* _Problem details_: Using the string "subtitle" as the key, pull each matching line out of the records below.

***** Information given

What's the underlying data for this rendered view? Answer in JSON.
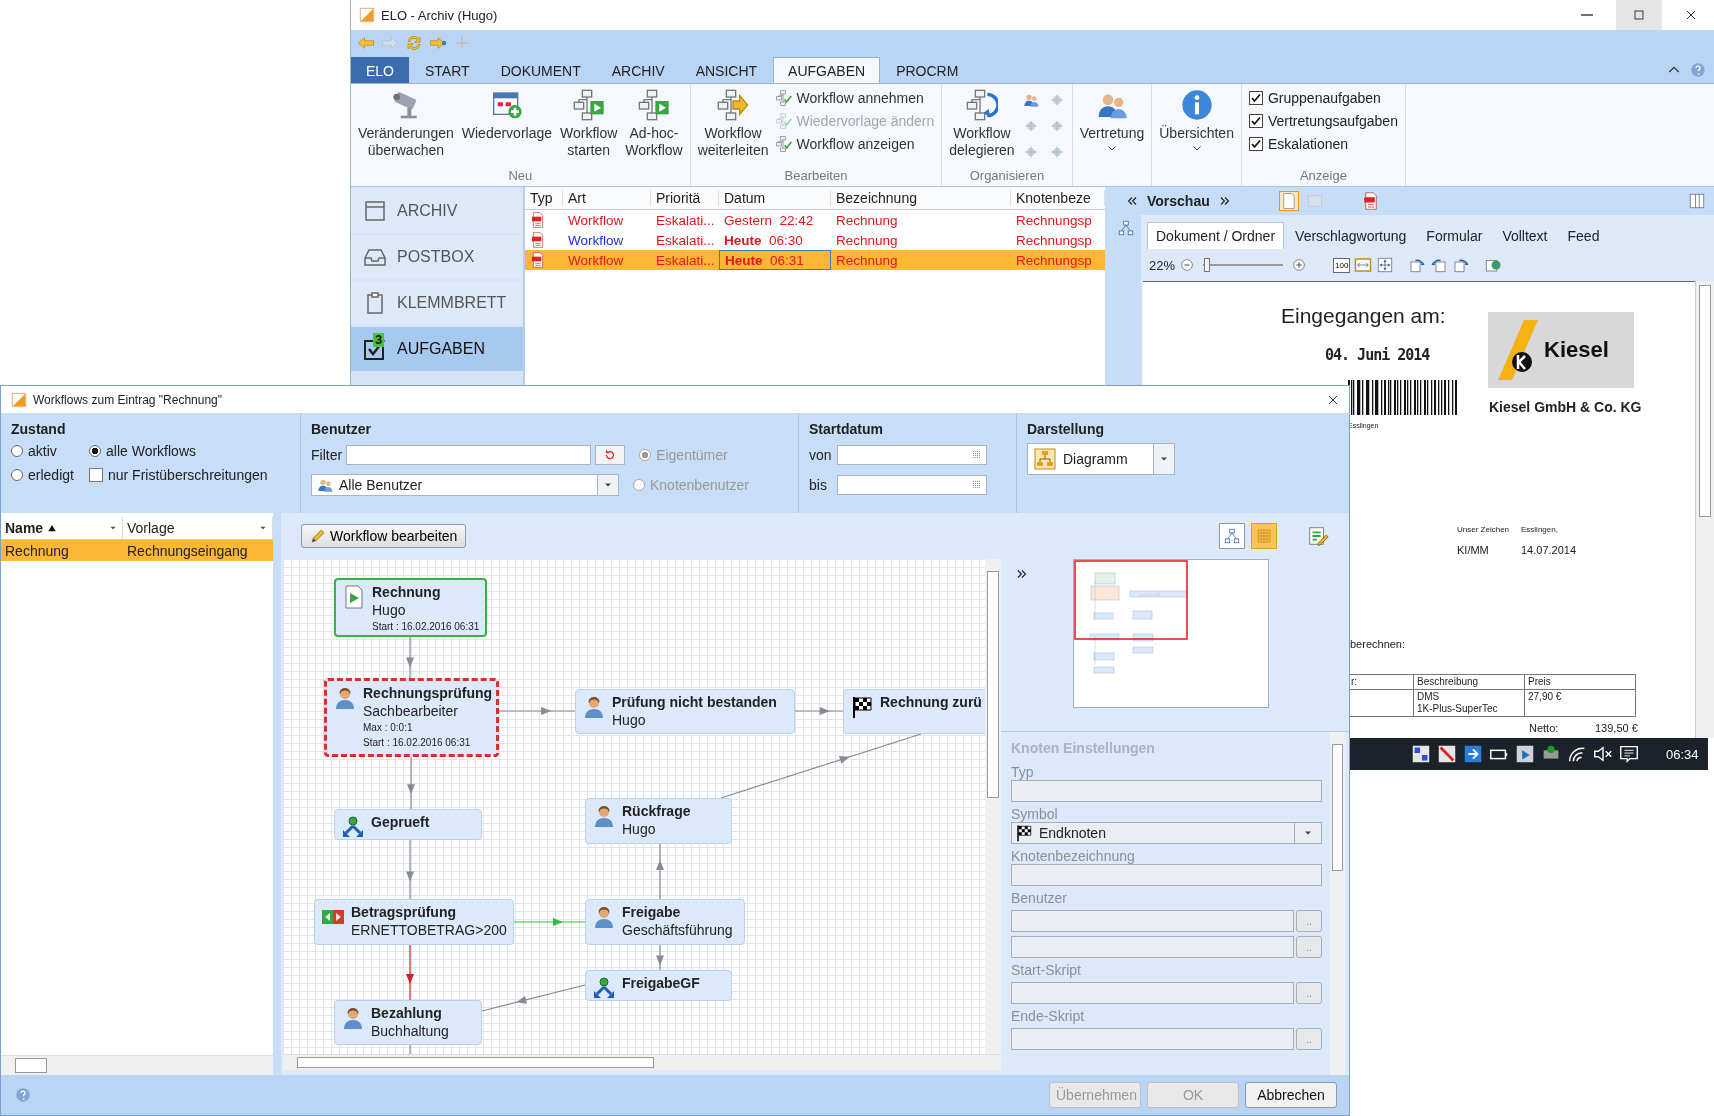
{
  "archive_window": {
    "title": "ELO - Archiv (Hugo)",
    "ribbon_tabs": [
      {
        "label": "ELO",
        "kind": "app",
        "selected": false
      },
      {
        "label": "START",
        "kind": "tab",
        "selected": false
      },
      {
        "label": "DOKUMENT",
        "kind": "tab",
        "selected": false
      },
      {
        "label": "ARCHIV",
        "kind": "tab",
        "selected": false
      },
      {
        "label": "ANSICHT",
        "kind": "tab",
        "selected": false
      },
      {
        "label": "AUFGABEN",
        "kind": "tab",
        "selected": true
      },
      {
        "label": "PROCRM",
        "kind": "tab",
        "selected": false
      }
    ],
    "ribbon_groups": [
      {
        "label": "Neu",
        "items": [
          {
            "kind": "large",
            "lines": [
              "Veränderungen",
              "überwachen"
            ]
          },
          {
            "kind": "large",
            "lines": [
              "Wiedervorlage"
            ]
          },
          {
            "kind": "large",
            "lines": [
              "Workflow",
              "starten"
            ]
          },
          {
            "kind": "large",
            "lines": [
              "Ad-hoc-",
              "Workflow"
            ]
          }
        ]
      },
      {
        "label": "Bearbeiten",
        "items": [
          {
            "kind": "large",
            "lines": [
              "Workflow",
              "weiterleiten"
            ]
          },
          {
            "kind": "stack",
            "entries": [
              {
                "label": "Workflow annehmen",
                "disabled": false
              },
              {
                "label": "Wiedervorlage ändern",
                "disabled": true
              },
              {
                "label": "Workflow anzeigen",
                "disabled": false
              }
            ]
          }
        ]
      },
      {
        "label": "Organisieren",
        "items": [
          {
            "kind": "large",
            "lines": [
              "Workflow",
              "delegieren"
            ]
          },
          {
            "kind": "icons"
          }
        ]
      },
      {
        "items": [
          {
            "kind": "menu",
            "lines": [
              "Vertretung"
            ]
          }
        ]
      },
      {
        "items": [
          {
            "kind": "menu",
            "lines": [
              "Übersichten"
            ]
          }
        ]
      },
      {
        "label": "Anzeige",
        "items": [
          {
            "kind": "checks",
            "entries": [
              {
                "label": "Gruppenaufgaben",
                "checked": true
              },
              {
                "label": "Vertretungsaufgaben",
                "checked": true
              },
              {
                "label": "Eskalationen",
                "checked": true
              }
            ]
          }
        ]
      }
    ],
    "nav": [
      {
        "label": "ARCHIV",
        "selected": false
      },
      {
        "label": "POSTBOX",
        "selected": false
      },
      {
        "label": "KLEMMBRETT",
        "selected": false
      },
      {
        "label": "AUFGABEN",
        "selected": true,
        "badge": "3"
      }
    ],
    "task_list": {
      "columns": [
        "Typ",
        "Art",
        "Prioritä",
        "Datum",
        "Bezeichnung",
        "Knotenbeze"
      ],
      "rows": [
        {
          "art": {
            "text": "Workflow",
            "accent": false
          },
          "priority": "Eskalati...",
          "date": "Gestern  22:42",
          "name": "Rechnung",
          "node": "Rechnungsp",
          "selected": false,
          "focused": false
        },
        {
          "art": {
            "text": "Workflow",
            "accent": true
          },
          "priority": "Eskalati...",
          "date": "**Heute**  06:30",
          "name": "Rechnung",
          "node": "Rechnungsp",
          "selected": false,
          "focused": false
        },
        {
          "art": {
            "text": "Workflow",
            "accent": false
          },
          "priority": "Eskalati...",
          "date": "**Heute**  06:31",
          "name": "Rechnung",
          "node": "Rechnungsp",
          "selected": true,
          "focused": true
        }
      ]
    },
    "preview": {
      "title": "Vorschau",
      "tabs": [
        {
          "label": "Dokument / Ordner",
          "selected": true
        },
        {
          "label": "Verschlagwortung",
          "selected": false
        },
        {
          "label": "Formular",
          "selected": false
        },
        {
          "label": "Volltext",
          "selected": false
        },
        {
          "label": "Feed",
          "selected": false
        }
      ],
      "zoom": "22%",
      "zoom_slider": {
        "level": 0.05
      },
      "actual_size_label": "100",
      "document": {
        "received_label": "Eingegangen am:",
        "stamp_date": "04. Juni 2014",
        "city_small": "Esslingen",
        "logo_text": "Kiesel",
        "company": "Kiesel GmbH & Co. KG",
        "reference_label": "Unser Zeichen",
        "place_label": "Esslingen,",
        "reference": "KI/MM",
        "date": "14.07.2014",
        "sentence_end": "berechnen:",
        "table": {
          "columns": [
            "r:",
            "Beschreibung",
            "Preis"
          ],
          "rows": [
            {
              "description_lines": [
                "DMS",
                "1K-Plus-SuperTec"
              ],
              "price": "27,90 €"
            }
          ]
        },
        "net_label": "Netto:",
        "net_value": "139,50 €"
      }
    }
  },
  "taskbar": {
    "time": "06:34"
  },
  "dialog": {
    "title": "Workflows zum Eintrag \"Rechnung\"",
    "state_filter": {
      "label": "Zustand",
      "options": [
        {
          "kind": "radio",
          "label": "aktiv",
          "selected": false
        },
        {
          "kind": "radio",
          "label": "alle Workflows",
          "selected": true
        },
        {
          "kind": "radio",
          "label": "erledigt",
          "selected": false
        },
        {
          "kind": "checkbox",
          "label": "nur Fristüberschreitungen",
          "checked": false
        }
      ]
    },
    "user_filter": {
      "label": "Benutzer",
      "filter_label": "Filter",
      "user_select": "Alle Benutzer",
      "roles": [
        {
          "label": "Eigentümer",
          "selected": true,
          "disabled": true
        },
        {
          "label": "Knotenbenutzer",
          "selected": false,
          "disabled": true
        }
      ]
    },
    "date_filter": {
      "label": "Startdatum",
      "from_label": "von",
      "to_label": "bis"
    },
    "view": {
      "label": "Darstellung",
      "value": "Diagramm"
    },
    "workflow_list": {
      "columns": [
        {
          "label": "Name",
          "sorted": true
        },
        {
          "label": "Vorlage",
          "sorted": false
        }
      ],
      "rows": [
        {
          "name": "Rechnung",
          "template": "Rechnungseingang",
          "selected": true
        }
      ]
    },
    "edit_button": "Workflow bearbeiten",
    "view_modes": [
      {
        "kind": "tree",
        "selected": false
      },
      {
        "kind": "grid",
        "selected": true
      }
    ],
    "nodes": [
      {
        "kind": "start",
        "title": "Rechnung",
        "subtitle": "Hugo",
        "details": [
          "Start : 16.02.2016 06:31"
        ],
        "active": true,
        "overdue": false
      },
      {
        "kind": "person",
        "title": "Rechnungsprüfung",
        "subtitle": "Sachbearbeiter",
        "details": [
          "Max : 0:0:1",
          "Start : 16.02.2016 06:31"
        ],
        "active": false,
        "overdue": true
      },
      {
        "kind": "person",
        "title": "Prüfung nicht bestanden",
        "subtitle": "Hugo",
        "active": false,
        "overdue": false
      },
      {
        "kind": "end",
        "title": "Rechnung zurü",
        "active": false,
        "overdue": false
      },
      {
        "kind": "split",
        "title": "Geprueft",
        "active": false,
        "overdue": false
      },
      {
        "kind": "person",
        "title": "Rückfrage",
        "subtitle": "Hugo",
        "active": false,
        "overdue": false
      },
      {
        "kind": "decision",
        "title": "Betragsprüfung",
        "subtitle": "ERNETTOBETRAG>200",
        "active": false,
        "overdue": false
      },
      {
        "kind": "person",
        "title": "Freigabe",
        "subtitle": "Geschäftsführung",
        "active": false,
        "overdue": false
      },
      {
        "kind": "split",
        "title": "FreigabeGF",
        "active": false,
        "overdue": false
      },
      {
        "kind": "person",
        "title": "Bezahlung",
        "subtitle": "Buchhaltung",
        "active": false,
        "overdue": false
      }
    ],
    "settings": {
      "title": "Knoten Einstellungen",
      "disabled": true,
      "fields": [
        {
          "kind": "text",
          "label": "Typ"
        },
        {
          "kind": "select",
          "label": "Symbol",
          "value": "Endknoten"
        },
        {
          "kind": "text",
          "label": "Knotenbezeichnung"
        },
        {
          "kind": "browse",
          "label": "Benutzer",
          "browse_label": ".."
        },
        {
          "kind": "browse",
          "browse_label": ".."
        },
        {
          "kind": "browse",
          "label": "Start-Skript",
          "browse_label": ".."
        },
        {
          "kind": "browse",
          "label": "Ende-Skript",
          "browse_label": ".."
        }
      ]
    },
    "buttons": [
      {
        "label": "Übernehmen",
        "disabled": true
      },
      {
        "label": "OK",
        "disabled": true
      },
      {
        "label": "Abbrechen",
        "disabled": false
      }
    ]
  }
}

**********
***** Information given

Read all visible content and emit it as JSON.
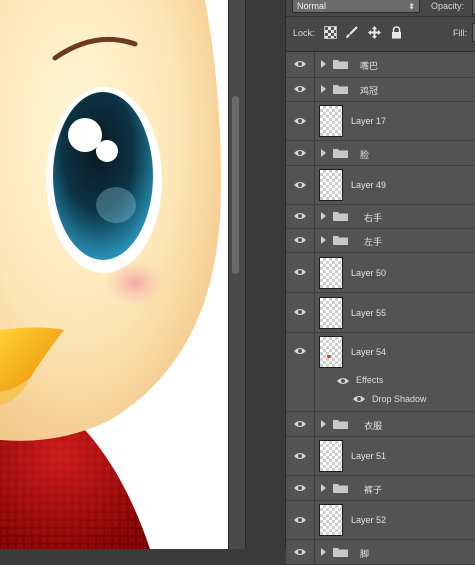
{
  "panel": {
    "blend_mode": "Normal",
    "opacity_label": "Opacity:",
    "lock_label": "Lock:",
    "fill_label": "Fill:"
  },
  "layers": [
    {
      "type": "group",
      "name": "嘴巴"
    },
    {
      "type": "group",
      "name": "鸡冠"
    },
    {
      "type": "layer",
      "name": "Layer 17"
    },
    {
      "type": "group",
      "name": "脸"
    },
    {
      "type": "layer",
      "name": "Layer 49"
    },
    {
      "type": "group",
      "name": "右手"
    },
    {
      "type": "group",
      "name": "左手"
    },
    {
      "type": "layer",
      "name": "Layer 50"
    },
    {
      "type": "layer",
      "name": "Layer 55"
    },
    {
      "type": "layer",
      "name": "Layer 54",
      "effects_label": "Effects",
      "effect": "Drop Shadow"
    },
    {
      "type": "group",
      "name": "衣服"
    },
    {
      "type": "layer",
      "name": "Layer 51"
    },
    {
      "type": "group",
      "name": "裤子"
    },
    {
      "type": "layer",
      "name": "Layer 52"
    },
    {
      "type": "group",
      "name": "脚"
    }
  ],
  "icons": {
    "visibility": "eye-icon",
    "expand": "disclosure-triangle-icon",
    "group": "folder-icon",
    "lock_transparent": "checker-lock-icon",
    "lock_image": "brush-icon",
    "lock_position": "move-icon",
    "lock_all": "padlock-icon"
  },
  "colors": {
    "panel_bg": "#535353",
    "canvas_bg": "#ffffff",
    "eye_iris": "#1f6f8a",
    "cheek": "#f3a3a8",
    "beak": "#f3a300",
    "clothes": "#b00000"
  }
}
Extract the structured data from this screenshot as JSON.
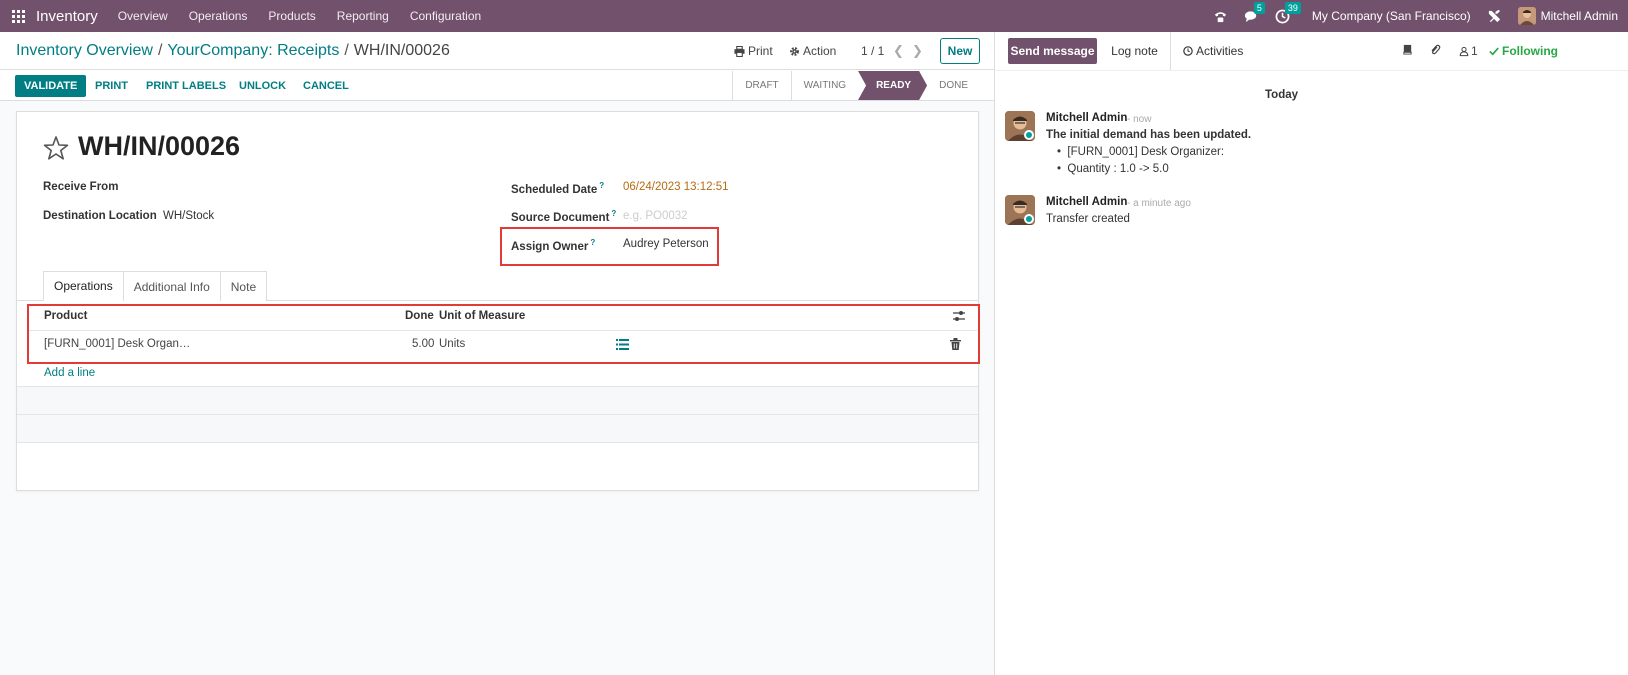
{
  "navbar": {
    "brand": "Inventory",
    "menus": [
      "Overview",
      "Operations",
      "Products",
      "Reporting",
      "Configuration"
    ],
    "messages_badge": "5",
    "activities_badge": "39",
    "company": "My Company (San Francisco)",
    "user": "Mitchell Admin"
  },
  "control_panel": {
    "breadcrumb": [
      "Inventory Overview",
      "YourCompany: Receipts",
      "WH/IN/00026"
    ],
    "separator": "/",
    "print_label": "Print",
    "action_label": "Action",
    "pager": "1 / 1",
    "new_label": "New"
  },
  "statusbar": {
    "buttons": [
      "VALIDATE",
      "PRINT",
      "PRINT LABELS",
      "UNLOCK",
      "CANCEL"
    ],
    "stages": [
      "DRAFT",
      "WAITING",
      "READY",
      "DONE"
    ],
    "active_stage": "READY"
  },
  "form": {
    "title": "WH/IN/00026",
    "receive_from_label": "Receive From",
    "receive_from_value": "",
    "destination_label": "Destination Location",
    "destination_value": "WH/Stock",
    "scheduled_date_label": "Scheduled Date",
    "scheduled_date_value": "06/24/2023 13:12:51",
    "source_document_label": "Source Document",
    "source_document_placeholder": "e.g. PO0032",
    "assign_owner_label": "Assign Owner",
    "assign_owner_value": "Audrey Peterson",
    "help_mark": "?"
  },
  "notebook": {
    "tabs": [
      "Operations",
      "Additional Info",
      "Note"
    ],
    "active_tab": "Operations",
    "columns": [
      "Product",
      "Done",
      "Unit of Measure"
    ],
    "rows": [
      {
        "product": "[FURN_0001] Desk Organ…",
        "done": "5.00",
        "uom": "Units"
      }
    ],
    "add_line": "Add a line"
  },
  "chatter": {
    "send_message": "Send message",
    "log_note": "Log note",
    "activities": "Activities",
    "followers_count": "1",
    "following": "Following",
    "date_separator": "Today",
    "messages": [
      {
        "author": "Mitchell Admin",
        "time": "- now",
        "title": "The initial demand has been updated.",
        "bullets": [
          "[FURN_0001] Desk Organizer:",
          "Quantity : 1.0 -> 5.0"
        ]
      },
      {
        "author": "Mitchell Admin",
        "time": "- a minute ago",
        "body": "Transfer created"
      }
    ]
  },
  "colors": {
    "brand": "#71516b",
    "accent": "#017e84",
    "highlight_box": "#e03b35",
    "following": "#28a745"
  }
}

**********

* _Expected answer_:
        "subtitle": "Hugo",
        "subtitle": "Sachbearbeiter",
        "subtitle": "Hugo",
        "subtitle": "Hugo",
        "subtitle": "ERNETTOBETRAG>200",
        "subtitle": "Geschäftsführung",
        "subtitle": "Buchhaltung",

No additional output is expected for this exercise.